+++ Recorded data
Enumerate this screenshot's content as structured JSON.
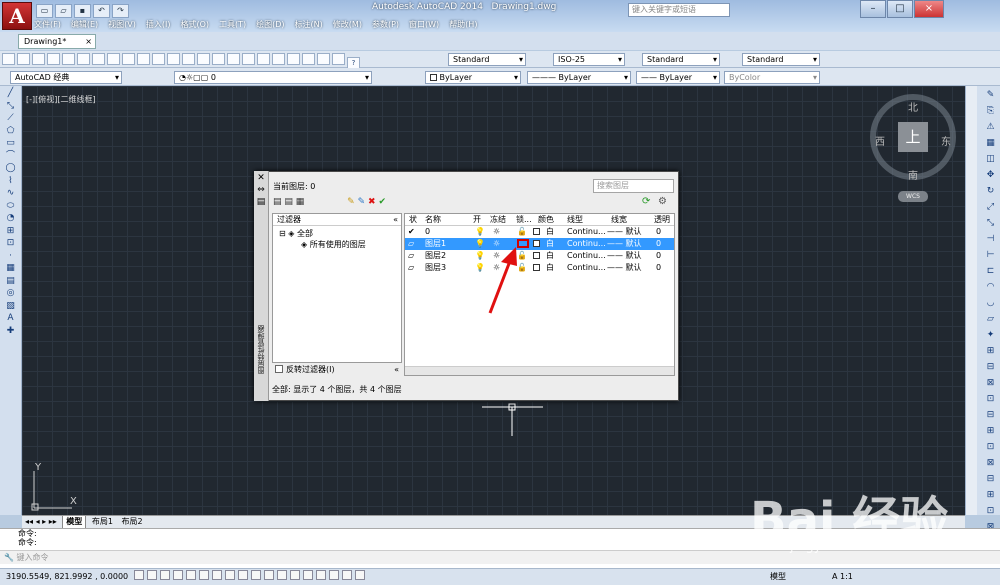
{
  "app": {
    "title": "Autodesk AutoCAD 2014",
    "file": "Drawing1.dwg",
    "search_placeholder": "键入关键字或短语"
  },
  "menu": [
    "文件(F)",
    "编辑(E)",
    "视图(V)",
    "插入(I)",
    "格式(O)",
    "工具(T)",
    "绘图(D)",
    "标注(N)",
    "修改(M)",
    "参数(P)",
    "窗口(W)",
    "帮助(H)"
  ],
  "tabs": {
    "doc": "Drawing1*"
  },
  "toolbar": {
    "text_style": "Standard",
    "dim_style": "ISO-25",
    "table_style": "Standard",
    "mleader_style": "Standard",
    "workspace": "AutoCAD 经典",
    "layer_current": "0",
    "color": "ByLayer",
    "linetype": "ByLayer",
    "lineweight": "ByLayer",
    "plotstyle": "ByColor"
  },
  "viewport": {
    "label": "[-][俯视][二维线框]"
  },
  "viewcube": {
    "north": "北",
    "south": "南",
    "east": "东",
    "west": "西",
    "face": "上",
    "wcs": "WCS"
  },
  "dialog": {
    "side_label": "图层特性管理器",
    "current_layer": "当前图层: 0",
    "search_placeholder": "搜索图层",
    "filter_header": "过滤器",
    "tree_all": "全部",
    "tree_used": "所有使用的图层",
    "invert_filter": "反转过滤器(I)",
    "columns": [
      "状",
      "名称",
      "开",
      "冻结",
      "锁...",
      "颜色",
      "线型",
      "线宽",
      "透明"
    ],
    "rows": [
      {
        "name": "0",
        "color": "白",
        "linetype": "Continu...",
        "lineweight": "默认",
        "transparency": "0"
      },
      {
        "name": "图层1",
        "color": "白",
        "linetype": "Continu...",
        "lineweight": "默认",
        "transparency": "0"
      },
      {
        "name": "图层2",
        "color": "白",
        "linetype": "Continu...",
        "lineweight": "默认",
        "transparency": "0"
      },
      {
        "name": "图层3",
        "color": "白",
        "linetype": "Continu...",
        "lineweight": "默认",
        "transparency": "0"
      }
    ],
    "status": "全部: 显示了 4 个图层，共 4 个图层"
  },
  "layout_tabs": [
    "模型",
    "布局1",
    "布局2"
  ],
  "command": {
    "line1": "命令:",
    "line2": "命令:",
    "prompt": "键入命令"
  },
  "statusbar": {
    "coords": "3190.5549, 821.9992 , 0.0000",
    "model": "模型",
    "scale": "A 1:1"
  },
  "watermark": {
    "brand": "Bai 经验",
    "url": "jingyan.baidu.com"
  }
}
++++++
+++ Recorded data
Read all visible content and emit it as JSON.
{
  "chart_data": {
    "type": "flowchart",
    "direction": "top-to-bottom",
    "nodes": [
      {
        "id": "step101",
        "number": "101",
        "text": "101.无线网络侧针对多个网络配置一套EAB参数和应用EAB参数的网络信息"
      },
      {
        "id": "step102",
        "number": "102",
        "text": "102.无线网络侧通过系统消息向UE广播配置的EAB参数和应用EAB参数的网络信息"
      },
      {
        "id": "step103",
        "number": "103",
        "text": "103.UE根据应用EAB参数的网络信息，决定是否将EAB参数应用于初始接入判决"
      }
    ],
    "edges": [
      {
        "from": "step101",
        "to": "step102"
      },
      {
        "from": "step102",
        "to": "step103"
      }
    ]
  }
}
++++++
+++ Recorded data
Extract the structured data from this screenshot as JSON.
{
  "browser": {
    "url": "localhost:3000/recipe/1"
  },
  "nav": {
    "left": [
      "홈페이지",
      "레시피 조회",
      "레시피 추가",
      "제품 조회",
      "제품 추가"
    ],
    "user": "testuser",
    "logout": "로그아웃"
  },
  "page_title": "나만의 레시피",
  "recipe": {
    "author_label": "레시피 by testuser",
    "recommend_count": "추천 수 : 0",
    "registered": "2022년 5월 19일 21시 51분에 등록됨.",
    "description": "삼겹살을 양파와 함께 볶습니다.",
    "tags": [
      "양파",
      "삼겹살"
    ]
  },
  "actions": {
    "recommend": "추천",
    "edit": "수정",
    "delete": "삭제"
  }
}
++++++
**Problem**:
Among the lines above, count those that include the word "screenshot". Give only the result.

**Answer to this exercise**:
2